**PROBLEM DESCRIPTION**
Search for the word "Training" in the entries. Each line that holds it should be copied.

**EXERCISE MATERIALS**

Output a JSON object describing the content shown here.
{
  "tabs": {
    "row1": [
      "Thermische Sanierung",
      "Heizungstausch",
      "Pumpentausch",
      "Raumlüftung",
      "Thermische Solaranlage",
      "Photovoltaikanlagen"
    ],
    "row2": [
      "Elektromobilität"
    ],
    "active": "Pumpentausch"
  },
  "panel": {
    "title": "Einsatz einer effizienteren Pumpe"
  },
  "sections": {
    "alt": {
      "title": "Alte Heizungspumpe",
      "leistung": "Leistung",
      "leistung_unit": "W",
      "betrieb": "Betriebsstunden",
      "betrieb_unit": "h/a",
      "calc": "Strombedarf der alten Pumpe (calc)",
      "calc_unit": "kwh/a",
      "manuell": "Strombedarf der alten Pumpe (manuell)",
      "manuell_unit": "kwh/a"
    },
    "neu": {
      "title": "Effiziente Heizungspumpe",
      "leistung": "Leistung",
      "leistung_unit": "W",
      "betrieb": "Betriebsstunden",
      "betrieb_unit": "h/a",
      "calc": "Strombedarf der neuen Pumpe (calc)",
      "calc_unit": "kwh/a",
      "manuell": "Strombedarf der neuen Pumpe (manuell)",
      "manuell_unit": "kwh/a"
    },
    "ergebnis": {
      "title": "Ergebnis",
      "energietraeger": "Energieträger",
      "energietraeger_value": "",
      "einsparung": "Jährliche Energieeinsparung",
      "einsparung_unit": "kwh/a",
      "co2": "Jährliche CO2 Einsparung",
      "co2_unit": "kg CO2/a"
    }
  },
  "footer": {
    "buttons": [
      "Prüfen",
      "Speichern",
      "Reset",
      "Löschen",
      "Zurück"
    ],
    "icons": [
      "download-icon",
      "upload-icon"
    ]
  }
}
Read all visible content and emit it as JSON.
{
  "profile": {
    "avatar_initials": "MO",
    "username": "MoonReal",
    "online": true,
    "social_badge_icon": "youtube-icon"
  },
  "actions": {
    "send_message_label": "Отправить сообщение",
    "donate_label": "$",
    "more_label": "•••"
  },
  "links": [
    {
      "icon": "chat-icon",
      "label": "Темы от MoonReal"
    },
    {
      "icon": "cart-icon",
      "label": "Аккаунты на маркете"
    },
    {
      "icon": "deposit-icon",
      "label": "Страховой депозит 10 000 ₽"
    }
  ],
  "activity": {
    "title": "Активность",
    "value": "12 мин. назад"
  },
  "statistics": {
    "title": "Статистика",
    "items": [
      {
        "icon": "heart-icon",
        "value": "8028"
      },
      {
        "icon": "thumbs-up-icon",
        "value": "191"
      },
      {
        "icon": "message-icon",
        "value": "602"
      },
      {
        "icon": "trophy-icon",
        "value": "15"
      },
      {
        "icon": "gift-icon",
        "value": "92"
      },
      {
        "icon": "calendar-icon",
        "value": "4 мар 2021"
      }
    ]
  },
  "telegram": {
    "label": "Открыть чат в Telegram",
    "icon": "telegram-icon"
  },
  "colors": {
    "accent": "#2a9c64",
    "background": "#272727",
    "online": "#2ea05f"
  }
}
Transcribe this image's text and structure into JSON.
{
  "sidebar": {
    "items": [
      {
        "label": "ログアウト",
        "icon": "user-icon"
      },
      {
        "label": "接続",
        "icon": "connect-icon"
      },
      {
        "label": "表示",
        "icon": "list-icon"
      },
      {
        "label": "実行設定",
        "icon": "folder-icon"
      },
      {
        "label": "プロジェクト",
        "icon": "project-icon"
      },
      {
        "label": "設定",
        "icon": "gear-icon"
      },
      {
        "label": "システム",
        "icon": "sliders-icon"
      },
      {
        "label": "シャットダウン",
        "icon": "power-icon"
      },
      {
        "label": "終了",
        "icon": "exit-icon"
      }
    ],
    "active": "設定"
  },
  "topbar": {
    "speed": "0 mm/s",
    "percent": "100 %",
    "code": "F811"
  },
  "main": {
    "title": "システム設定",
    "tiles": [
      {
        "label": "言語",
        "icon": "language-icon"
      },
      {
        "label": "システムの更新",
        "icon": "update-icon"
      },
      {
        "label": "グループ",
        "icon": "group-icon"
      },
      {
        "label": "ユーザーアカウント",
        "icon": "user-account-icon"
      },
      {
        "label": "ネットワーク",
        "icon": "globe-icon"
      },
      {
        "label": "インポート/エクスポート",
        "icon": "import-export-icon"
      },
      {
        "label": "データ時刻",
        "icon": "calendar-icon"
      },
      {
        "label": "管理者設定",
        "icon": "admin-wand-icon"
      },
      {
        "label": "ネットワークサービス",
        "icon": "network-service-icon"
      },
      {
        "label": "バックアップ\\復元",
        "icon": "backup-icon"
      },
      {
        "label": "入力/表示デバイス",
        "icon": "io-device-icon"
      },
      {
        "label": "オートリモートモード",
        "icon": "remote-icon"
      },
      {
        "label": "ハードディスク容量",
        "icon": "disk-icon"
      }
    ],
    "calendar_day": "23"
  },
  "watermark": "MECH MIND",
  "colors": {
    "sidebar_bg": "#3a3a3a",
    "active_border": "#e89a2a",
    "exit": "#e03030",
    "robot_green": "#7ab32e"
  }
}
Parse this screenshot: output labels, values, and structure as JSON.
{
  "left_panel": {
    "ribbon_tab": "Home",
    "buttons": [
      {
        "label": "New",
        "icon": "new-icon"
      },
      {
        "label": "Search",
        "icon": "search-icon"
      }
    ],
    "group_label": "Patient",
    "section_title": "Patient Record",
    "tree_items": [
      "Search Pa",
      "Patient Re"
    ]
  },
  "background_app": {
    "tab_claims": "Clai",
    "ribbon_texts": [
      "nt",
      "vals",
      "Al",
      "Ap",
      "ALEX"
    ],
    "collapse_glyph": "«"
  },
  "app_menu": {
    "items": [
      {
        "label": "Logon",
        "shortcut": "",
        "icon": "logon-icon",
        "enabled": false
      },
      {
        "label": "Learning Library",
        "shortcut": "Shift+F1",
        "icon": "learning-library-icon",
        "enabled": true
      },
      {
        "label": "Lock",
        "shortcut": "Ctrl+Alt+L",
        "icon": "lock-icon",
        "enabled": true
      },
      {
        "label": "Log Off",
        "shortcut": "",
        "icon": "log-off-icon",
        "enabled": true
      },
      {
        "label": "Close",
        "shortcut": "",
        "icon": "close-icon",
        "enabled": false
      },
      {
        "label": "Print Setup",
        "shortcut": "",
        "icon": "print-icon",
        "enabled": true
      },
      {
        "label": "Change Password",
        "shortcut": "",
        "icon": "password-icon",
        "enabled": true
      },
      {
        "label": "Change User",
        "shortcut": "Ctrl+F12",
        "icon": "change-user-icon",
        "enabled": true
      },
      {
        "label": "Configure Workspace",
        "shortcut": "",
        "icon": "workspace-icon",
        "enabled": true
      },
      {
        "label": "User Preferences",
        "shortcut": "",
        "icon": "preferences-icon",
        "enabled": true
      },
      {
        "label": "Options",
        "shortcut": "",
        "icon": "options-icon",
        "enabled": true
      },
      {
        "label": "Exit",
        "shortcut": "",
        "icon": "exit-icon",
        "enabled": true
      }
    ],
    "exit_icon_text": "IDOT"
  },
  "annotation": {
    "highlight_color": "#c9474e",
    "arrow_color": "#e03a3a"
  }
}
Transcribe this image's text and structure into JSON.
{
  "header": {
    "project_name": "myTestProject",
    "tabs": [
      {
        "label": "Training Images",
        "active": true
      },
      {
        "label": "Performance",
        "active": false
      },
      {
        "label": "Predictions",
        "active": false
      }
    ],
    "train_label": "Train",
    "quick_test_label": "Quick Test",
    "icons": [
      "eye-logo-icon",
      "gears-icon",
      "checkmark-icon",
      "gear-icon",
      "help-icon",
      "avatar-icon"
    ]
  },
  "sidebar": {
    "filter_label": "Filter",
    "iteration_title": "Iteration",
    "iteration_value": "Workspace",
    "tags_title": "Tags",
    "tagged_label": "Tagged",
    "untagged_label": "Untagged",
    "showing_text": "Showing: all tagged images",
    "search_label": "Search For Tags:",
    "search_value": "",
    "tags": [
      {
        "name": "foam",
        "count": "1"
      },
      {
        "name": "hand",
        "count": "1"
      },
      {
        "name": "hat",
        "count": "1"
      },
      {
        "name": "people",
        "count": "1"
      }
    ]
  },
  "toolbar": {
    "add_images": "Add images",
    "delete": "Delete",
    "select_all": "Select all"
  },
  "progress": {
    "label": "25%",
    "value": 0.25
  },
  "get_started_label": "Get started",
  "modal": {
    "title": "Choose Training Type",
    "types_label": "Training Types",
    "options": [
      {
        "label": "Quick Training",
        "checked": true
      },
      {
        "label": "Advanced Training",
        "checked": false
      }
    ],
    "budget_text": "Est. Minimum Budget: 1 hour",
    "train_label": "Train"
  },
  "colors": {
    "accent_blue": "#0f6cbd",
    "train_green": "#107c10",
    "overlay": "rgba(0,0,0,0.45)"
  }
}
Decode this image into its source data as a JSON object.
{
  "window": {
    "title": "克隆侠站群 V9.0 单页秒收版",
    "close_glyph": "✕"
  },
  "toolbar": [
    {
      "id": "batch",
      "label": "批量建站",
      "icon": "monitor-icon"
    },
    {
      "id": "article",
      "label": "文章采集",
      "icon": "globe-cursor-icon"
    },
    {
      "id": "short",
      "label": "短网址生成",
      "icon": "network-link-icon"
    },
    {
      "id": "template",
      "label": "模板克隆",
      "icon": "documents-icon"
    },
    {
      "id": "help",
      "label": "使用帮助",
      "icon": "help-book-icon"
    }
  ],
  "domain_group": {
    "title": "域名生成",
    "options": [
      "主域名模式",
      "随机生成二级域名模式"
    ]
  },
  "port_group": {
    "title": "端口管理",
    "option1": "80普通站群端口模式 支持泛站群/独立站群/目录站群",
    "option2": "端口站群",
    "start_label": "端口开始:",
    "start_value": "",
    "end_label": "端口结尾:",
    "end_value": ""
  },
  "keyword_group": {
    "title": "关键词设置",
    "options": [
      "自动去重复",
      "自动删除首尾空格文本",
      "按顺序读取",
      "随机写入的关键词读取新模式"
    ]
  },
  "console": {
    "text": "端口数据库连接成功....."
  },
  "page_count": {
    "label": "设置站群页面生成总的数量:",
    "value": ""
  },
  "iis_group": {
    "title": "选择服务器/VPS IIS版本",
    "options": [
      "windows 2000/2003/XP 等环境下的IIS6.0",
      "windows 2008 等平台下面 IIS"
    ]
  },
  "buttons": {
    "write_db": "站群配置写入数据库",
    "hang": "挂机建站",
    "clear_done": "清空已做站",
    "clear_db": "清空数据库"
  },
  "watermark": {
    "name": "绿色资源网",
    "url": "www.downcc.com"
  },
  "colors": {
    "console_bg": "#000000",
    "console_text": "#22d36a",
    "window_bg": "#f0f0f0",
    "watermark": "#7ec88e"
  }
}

**RESPONSE TO THE EXERCISE**
        "label": "Training Images",
    "title": "Choose Training Type",
    "types_label": "Training Types",
        "label": "Quick Training",
        "label": "Advanced Training",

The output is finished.